- TASK PROMPT:
In the answer, each entry below appears exactly as given, and no picture appears at all.

- MATERIAL FOR THIS EXERCISE:
####

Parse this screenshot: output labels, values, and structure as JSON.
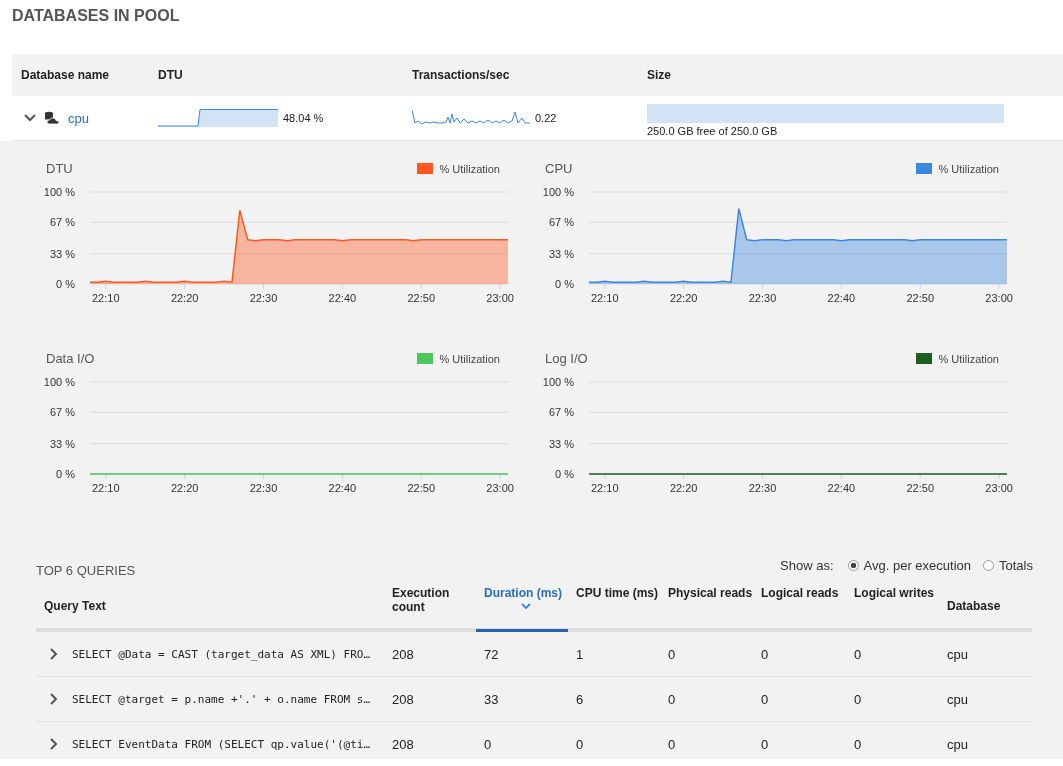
{
  "title": "DATABASES IN POOL",
  "pool_table": {
    "columns": [
      "Database name",
      "DTU",
      "Transactions/sec",
      "Size"
    ],
    "rows": [
      {
        "expanded": true,
        "name": "cpu",
        "dtu": "48.04 %",
        "transactions": "0.22",
        "size": "250.0 GB free of 250.0 GB"
      }
    ]
  },
  "charts": [
    {
      "title": "DTU",
      "chart_data": {
        "type": "area",
        "categories": [
          null,
          null,
          "22:10",
          null,
          null,
          null,
          null,
          null,
          null,
          null,
          null,
          null,
          "22:20",
          null,
          null,
          null,
          null,
          null,
          null,
          null,
          null,
          null,
          "22:30",
          null,
          null,
          null,
          null,
          null,
          null,
          null,
          null,
          null,
          "22:40",
          null,
          null,
          null,
          null,
          null,
          null,
          null,
          null,
          null,
          "22:50",
          null,
          null,
          null,
          null,
          null,
          null,
          null,
          null,
          null,
          "23:00",
          null
        ],
        "ylim": [
          0,
          100
        ],
        "yticks": [
          {
            "value": 0,
            "label": "0 %"
          },
          {
            "value": 33,
            "label": "33 %"
          },
          {
            "value": 67,
            "label": "67 %"
          },
          {
            "value": 100,
            "label": "100 %"
          }
        ],
        "series": [
          {
            "name": "% Utilization",
            "color": "#ff5722",
            "values": [
              2,
              2,
              3,
              2,
              2,
              2,
              2,
              3,
              2,
              2,
              2,
              2,
              3,
              2,
              2,
              2,
              2,
              3,
              2,
              80,
              48,
              47,
              48,
              48,
              48,
              47,
              48,
              48,
              48,
              48,
              48,
              48,
              47,
              48,
              48,
              48,
              48,
              48,
              48,
              48,
              48,
              47,
              48,
              48,
              48,
              48,
              48,
              48,
              48,
              48,
              48,
              48,
              48,
              48
            ]
          }
        ]
      }
    },
    {
      "title": "CPU",
      "chart_data": {
        "type": "area",
        "categories": [
          null,
          null,
          "22:10",
          null,
          null,
          null,
          null,
          null,
          null,
          null,
          null,
          null,
          "22:20",
          null,
          null,
          null,
          null,
          null,
          null,
          null,
          null,
          null,
          "22:30",
          null,
          null,
          null,
          null,
          null,
          null,
          null,
          null,
          null,
          "22:40",
          null,
          null,
          null,
          null,
          null,
          null,
          null,
          null,
          null,
          "22:50",
          null,
          null,
          null,
          null,
          null,
          null,
          null,
          null,
          null,
          "23:00",
          null
        ],
        "ylim": [
          0,
          100
        ],
        "yticks": [
          {
            "value": 0,
            "label": "0 %"
          },
          {
            "value": 33,
            "label": "33 %"
          },
          {
            "value": 67,
            "label": "67 %"
          },
          {
            "value": 100,
            "label": "100 %"
          }
        ],
        "series": [
          {
            "name": "% Utilization",
            "color": "#3c87e0",
            "values": [
              2,
              2,
              3,
              2,
              2,
              2,
              2,
              3,
              2,
              2,
              2,
              2,
              3,
              2,
              2,
              2,
              2,
              3,
              2,
              82,
              48,
              47,
              48,
              48,
              48,
              47,
              48,
              48,
              48,
              48,
              48,
              48,
              47,
              48,
              48,
              48,
              48,
              48,
              48,
              48,
              48,
              47,
              48,
              48,
              48,
              48,
              48,
              48,
              48,
              48,
              48,
              48,
              48,
              48
            ]
          }
        ]
      }
    },
    {
      "title": "Data I/O",
      "chart_data": {
        "type": "line",
        "categories": [
          null,
          null,
          "22:10",
          null,
          null,
          null,
          null,
          null,
          null,
          null,
          null,
          null,
          "22:20",
          null,
          null,
          null,
          null,
          null,
          null,
          null,
          null,
          null,
          "22:30",
          null,
          null,
          null,
          null,
          null,
          null,
          null,
          null,
          null,
          "22:40",
          null,
          null,
          null,
          null,
          null,
          null,
          null,
          null,
          null,
          "22:50",
          null,
          null,
          null,
          null,
          null,
          null,
          null,
          null,
          null,
          "23:00",
          null
        ],
        "ylim": [
          0,
          100
        ],
        "yticks": [
          {
            "value": 0,
            "label": "0 %"
          },
          {
            "value": 33,
            "label": "33 %"
          },
          {
            "value": 67,
            "label": "67 %"
          },
          {
            "value": 100,
            "label": "100 %"
          }
        ],
        "series": [
          {
            "name": "% Utilization",
            "color": "#4cc55a",
            "values": [
              0,
              0,
              0,
              0,
              0,
              0,
              0,
              0,
              0,
              0,
              0,
              0,
              0,
              0,
              0,
              0,
              0,
              0,
              0,
              0,
              0,
              0,
              0,
              0,
              0,
              0,
              0,
              0,
              0,
              0,
              0,
              0,
              0,
              0,
              0,
              0,
              0,
              0,
              0,
              0,
              0,
              0,
              0,
              0,
              0,
              0,
              0,
              0,
              0,
              0,
              0,
              0,
              0,
              0
            ]
          }
        ]
      }
    },
    {
      "title": "Log I/O",
      "chart_data": {
        "type": "line",
        "categories": [
          null,
          null,
          "22:10",
          null,
          null,
          null,
          null,
          null,
          null,
          null,
          null,
          null,
          "22:20",
          null,
          null,
          null,
          null,
          null,
          null,
          null,
          null,
          null,
          "22:30",
          null,
          null,
          null,
          null,
          null,
          null,
          null,
          null,
          null,
          "22:40",
          null,
          null,
          null,
          null,
          null,
          null,
          null,
          null,
          null,
          "22:50",
          null,
          null,
          null,
          null,
          null,
          null,
          null,
          null,
          null,
          "23:00",
          null
        ],
        "ylim": [
          0,
          100
        ],
        "yticks": [
          {
            "value": 0,
            "label": "0 %"
          },
          {
            "value": 33,
            "label": "33 %"
          },
          {
            "value": 67,
            "label": "67 %"
          },
          {
            "value": 100,
            "label": "100 %"
          }
        ],
        "series": [
          {
            "name": "% Utilization",
            "color": "#1b5e20",
            "values": [
              0,
              0,
              0,
              0,
              0,
              0,
              0,
              0,
              0,
              0,
              0,
              0,
              0,
              0,
              0,
              0,
              0,
              0,
              0,
              0,
              0,
              0,
              0,
              0,
              0,
              0,
              0,
              0,
              0,
              0,
              0,
              0,
              0,
              0,
              0,
              0,
              0,
              0,
              0,
              0,
              0,
              0,
              0,
              0,
              0,
              0,
              0,
              0,
              0,
              0,
              0,
              0,
              0,
              0
            ]
          }
        ]
      }
    }
  ],
  "queries": {
    "title": "TOP 6 QUERIES",
    "show_as_label": "Show as:",
    "show_as": [
      {
        "label": "Avg. per execution",
        "selected": true
      },
      {
        "label": "Totals",
        "selected": false
      }
    ],
    "columns": [
      {
        "label": "Query Text",
        "selected": false
      },
      {
        "label": "Execution count",
        "selected": false
      },
      {
        "label": "Duration (ms)",
        "selected": true
      },
      {
        "label": "CPU time (ms)",
        "selected": false
      },
      {
        "label": "Physical reads",
        "selected": false
      },
      {
        "label": "Logical reads",
        "selected": false
      },
      {
        "label": "Logical writes",
        "selected": false
      },
      {
        "label": "Database",
        "selected": false
      }
    ],
    "rows": [
      {
        "expanded": false,
        "cells": [
          "SELECT @Data = CAST (target_data AS XML) FRO…",
          "208",
          "72",
          "1",
          "0",
          "0",
          "0",
          "cpu"
        ]
      },
      {
        "expanded": false,
        "cells": [
          "SELECT @target = p.name +'.' + o.name FROM s…",
          "208",
          "33",
          "6",
          "0",
          "0",
          "0",
          "cpu"
        ]
      },
      {
        "expanded": false,
        "cells": [
          "SELECT EventData FROM (SELECT qp.value('(@ti…",
          "208",
          "0",
          "0",
          "0",
          "0",
          "0",
          "cpu"
        ]
      }
    ]
  }
}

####

- WRITTEN RESPONSE:
Parse this screenshot: output labels, values, and structure as JSON.
{
  "title": "DATABASES IN POOL",
  "pool_table": {
    "columns": [
      "Database name",
      "DTU",
      "Transactions/sec",
      "Size"
    ],
    "rows": [
      {
        "expanded": true,
        "name": "cpu",
        "dtu": "48.04 %",
        "transactions": "0.22",
        "size": "250.0 GB free of 250.0 GB"
      }
    ]
  },
  "charts": [
    {
      "title": "DTU",
      "chart_data": {
        "type": "area",
        "categories": [
          null,
          null,
          "22:10",
          null,
          null,
          null,
          null,
          null,
          null,
          null,
          null,
          null,
          "22:20",
          null,
          null,
          null,
          null,
          null,
          null,
          null,
          null,
          null,
          "22:30",
          null,
          null,
          null,
          null,
          null,
          null,
          null,
          null,
          null,
          "22:40",
          null,
          null,
          null,
          null,
          null,
          null,
          null,
          null,
          null,
          "22:50",
          null,
          null,
          null,
          null,
          null,
          null,
          null,
          null,
          null,
          "23:00",
          null
        ],
        "ylim": [
          0,
          100
        ],
        "yticks": [
          {
            "value": 0,
            "label": "0 %"
          },
          {
            "value": 33,
            "label": "33 %"
          },
          {
            "value": 67,
            "label": "67 %"
          },
          {
            "value": 100,
            "label": "100 %"
          }
        ],
        "series": [
          {
            "name": "% Utilization",
            "color": "#ff5722",
            "values": [
              2,
              2,
              3,
              2,
              2,
              2,
              2,
              3,
              2,
              2,
              2,
              2,
              3,
              2,
              2,
              2,
              2,
              3,
              2,
              80,
              48,
              47,
              48,
              48,
              48,
              47,
              48,
              48,
              48,
              48,
              48,
              48,
              47,
              48,
              48,
              48,
              48,
              48,
              48,
              48,
              48,
              47,
              48,
              48,
              48,
              48,
              48,
              48,
              48,
              48,
              48,
              48,
              48,
              48
            ]
          }
        ]
      }
    },
    {
      "title": "CPU",
      "chart_data": {
        "type": "area",
        "categories": [
          null,
          null,
          "22:10",
          null,
          null,
          null,
          null,
          null,
          null,
          null,
          null,
          null,
          "22:20",
          null,
          null,
          null,
          null,
          null,
          null,
          null,
          null,
          null,
          "22:30",
          null,
          null,
          null,
          null,
          null,
          null,
          null,
          null,
          null,
          "22:40",
          null,
          null,
          null,
          null,
          null,
          null,
          null,
          null,
          null,
          "22:50",
          null,
          null,
          null,
          null,
          null,
          null,
          null,
          null,
          null,
          "23:00",
          null
        ],
        "ylim": [
          0,
          100
        ],
        "yticks": [
          {
            "value": 0,
            "label": "0 %"
          },
          {
            "value": 33,
            "label": "33 %"
          },
          {
            "value": 67,
            "label": "67 %"
          },
          {
            "value": 100,
            "label": "100 %"
          }
        ],
        "series": [
          {
            "name": "% Utilization",
            "color": "#3c87e0",
            "values": [
              2,
              2,
              3,
              2,
              2,
              2,
              2,
              3,
              2,
              2,
              2,
              2,
              3,
              2,
              2,
              2,
              2,
              3,
              2,
              82,
              48,
              47,
              48,
              48,
              48,
              47,
              48,
              48,
              48,
              48,
              48,
              48,
              47,
              48,
              48,
              48,
              48,
              48,
              48,
              48,
              48,
              47,
              48,
              48,
              48,
              48,
              48,
              48,
              48,
              48,
              48,
              48,
              48,
              48
            ]
          }
        ]
      }
    },
    {
      "title": "Data I/O",
      "chart_data": {
        "type": "line",
        "categories": [
          null,
          null,
          "22:10",
          null,
          null,
          null,
          null,
          null,
          null,
          null,
          null,
          null,
          "22:20",
          null,
          null,
          null,
          null,
          null,
          null,
          null,
          null,
          null,
          "22:30",
          null,
          null,
          null,
          null,
          null,
          null,
          null,
          null,
          null,
          "22:40",
          null,
          null,
          null,
          null,
          null,
          null,
          null,
          null,
          null,
          "22:50",
          null,
          null,
          null,
          null,
          null,
          null,
          null,
          null,
          null,
          "23:00",
          null
        ],
        "ylim": [
          0,
          100
        ],
        "yticks": [
          {
            "value": 0,
            "label": "0 %"
          },
          {
            "value": 33,
            "label": "33 %"
          },
          {
            "value": 67,
            "label": "67 %"
          },
          {
            "value": 100,
            "label": "100 %"
          }
        ],
        "series": [
          {
            "name": "% Utilization",
            "color": "#4cc55a",
            "values": [
              0,
              0,
              0,
              0,
              0,
              0,
              0,
              0,
              0,
              0,
              0,
              0,
              0,
              0,
              0,
              0,
              0,
              0,
              0,
              0,
              0,
              0,
              0,
              0,
              0,
              0,
              0,
              0,
              0,
              0,
              0,
              0,
              0,
              0,
              0,
              0,
              0,
              0,
              0,
              0,
              0,
              0,
              0,
              0,
              0,
              0,
              0,
              0,
              0,
              0,
              0,
              0,
              0,
              0
            ]
          }
        ]
      }
    },
    {
      "title": "Log I/O",
      "chart_data": {
        "type": "line",
        "categories": [
          null,
          null,
          "22:10",
          null,
          null,
          null,
          null,
          null,
          null,
          null,
          null,
          null,
          "22:20",
          null,
          null,
          null,
          null,
          null,
          null,
          null,
          null,
          null,
          "22:30",
          null,
          null,
          null,
          null,
          null,
          null,
          null,
          null,
          null,
          "22:40",
          null,
          null,
          null,
          null,
          null,
          null,
          null,
          null,
          null,
          "22:50",
          null,
          null,
          null,
          null,
          null,
          null,
          null,
          null,
          null,
          "23:00",
          null
        ],
        "ylim": [
          0,
          100
        ],
        "yticks": [
          {
            "value": 0,
            "label": "0 %"
          },
          {
            "value": 33,
            "label": "33 %"
          },
          {
            "value": 67,
            "label": "67 %"
          },
          {
            "value": 100,
            "label": "100 %"
          }
        ],
        "series": [
          {
            "name": "% Utilization",
            "color": "#1b5e20",
            "values": [
              0,
              0,
              0,
              0,
              0,
              0,
              0,
              0,
              0,
              0,
              0,
              0,
              0,
              0,
              0,
              0,
              0,
              0,
              0,
              0,
              0,
              0,
              0,
              0,
              0,
              0,
              0,
              0,
              0,
              0,
              0,
              0,
              0,
              0,
              0,
              0,
              0,
              0,
              0,
              0,
              0,
              0,
              0,
              0,
              0,
              0,
              0,
              0,
              0,
              0,
              0,
              0,
              0,
              0
            ]
          }
        ]
      }
    }
  ],
  "queries": {
    "title": "TOP 6 QUERIES",
    "show_as_label": "Show as:",
    "show_as": [
      {
        "label": "Avg. per execution",
        "selected": true
      },
      {
        "label": "Totals",
        "selected": false
      }
    ],
    "columns": [
      {
        "label": "Query Text",
        "selected": false
      },
      {
        "label": "Execution count",
        "selected": false
      },
      {
        "label": "Duration (ms)",
        "selected": true
      },
      {
        "label": "CPU time (ms)",
        "selected": false
      },
      {
        "label": "Physical reads",
        "selected": false
      },
      {
        "label": "Logical reads",
        "selected": false
      },
      {
        "label": "Logical writes",
        "selected": false
      },
      {
        "label": "Database",
        "selected": false
      }
    ],
    "rows": [
      {
        "expanded": false,
        "cells": [
          "SELECT @Data = CAST (target_data AS XML) FRO…",
          "208",
          "72",
          "1",
          "0",
          "0",
          "0",
          "cpu"
        ]
      },
      {
        "expanded": false,
        "cells": [
          "SELECT @target = p.name +'.' + o.name FROM s…",
          "208",
          "33",
          "6",
          "0",
          "0",
          "0",
          "cpu"
        ]
      },
      {
        "expanded": false,
        "cells": [
          "SELECT EventData FROM (SELECT qp.value('(@ti…",
          "208",
          "0",
          "0",
          "0",
          "0",
          "0",
          "cpu"
        ]
      }
    ]
  }
}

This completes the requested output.